I am using the defaults in VituixCad2. Until you mentioned it, I was not aware the software supported alternate definitions of DI. But I found it in the Help pages.... in the "options" window... interesting.

On the left side, the woofer cabinet is in the corner, and the satellite unit is about 100 cm out from the corner. On the right side the woofer cabinet and satellite are near an open pathway to another room, so it is very close to a 4pi space. The two woofer cabinets energize very different room modes. The left side (corner) woofer has 6+ dB room gain over the left side, but it has some nulls. The right side has almost no room gain, but the room response is very smooth from this woofer... it almost resembles a near field measurement. So between the two sides, I get a nice bass response... as long as the low frequency content is more or less equal in both channels, which is almost always true..

So I don't know what is the appropriate DI definition to use.
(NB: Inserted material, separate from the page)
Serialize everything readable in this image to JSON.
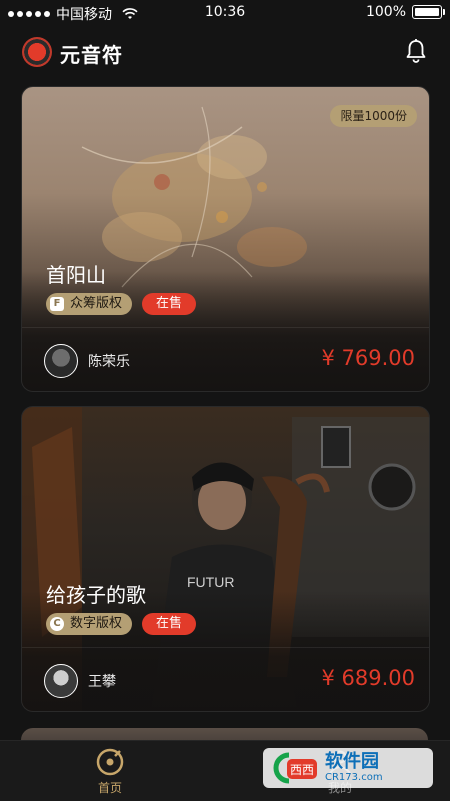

Based on what I read from F. Toole, I think the 4pi definition is most appropriate, but I am open to suggestions.

Thanks for your thoughts !